> **EXERCISE DESCRIPTION**:
All of the records must be repeated exactly.

> **DATA SUPPLIED**:
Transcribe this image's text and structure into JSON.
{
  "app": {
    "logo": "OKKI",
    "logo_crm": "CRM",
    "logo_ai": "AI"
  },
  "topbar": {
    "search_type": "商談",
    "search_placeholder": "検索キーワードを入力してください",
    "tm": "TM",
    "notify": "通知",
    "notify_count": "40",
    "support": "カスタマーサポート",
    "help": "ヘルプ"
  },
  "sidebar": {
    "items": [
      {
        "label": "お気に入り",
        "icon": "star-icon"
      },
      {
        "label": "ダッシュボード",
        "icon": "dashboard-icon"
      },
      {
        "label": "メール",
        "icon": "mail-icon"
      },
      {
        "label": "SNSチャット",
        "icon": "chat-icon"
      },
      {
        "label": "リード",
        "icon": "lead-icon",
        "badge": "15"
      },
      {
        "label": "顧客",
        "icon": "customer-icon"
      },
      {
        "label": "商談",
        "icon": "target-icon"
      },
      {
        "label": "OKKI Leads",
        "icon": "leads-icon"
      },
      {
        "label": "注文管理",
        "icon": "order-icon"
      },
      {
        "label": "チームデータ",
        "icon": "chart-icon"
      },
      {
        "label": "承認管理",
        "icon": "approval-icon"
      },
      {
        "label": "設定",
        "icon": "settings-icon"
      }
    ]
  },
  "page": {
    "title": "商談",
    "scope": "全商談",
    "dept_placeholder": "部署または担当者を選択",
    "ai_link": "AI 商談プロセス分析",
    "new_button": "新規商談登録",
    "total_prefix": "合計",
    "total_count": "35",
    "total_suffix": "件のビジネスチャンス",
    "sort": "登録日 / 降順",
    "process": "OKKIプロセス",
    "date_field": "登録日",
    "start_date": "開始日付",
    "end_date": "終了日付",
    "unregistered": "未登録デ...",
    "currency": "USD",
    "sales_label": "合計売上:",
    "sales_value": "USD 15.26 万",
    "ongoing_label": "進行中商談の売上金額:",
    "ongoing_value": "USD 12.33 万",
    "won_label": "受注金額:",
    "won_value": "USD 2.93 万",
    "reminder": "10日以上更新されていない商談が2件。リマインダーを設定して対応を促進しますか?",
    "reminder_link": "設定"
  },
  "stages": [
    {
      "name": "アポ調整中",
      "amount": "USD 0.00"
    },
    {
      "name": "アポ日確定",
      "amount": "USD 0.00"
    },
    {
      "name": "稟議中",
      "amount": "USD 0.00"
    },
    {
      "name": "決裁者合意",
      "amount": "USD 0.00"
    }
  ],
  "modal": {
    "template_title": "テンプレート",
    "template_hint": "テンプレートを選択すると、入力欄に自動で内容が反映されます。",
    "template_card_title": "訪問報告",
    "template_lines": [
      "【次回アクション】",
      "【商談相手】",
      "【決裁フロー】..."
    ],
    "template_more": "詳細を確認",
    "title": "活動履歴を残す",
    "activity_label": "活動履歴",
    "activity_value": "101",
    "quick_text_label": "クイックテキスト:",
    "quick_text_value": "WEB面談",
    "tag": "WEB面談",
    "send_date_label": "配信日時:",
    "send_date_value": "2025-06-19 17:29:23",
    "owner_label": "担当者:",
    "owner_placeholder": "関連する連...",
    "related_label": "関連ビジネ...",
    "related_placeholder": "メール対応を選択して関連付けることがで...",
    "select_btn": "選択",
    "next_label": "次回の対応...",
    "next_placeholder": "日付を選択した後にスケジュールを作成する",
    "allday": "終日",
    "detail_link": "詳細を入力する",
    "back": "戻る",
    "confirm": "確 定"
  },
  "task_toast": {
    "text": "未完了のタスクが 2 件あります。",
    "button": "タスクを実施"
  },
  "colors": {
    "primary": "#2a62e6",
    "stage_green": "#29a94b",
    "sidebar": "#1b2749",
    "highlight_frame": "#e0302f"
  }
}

> **WRITTEN RESPONSE**:
Transcribe this image's text and structure into JSON.
{
  "app": {
    "logo": "OKKI",
    "logo_crm": "CRM",
    "logo_ai": "AI"
  },
  "topbar": {
    "search_type": "商談",
    "search_placeholder": "検索キーワードを入力してください",
    "tm": "TM",
    "notify": "通知",
    "notify_count": "40",
    "support": "カスタマーサポート",
    "help": "ヘルプ"
  },
  "sidebar": {
    "items": [
      {
        "label": "お気に入り",
        "icon": "star-icon"
      },
      {
        "label": "ダッシュボード",
        "icon": "dashboard-icon"
      },
      {
        "label": "メール",
        "icon": "mail-icon"
      },
      {
        "label": "SNSチャット",
        "icon": "chat-icon"
      },
      {
        "label": "リード",
        "icon": "lead-icon",
        "badge": "15"
      },
      {
        "label": "顧客",
        "icon": "customer-icon"
      },
      {
        "label": "商談",
        "icon": "target-icon"
      },
      {
        "label": "OKKI Leads",
        "icon": "leads-icon"
      },
      {
        "label": "注文管理",
        "icon": "order-icon"
      },
      {
        "label": "チームデータ",
        "icon": "chart-icon"
      },
      {
        "label": "承認管理",
        "icon": "approval-icon"
      },
      {
        "label": "設定",
        "icon": "settings-icon"
      }
    ]
  },
  "page": {
    "title": "商談",
    "scope": "全商談",
    "dept_placeholder": "部署または担当者を選択",
    "ai_link": "AI 商談プロセス分析",
    "new_button": "新規商談登録",
    "total_prefix": "合計",
    "total_count": "35",
    "total_suffix": "件のビジネスチャンス",
    "sort": "登録日 / 降順",
    "process": "OKKIプロセス",
    "date_field": "登録日",
    "start_date": "開始日付",
    "end_date": "終了日付",
    "unregistered": "未登録デ...",
    "currency": "USD",
    "sales_label": "合計売上:",
    "sales_value": "USD 15.26 万",
    "ongoing_label": "進行中商談の売上金額:",
    "ongoing_value": "USD 12.33 万",
    "won_label": "受注金額:",
    "won_value": "USD 2.93 万",
    "reminder": "10日以上更新されていない商談が2件。リマインダーを設定して対応を促進しますか?",
    "reminder_link": "設定"
  },
  "stages": [
    {
      "name": "アポ調整中",
      "amount": "USD 0.00"
    },
    {
      "name": "アポ日確定",
      "amount": "USD 0.00"
    },
    {
      "name": "稟議中",
      "amount": "USD 0.00"
    },
    {
      "name": "決裁者合意",
      "amount": "USD 0.00"
    }
  ],
  "modal": {
    "template_title": "テンプレート",
    "template_hint": "テンプレートを選択すると、入力欄に自動で内容が反映されます。",
    "template_card_title": "訪問報告",
    "template_lines": [
      "【次回アクション】",
      "【商談相手】",
      "【決裁フロー】..."
    ],
    "template_more": "詳細を確認",
    "title": "活動履歴を残す",
    "activity_label": "活動履歴",
    "activity_value": "101",
    "quick_text_label": "クイックテキスト:",
    "quick_text_value": "WEB面談",
    "tag": "WEB面談",
    "send_date_label": "配信日時:",
    "send_date_value": "2025-06-19 17:29:23",
    "owner_label": "担当者:",
    "owner_placeholder": "関連する連...",
    "related_label": "関連ビジネ...",
    "related_placeholder": "メール対応を選択して関連付けることがで...",
    "select_btn": "選択",
    "next_label": "次回の対応...",
    "next_placeholder": "日付を選択した後にスケジュールを作成する",
    "allday": "終日",
    "detail_link": "詳細を入力する",
    "back": "戻る",
    "confirm": "確 定"
  },
  "task_toast": {
    "text": "未完了のタスクが 2 件あります。",
    "button": "タスクを実施"
  },
  "colors": {
    "primary": "#2a62e6",
    "stage_green": "#29a94b",
    "sidebar": "#1b2749",
    "highlight_frame": "#e0302f"
  }
}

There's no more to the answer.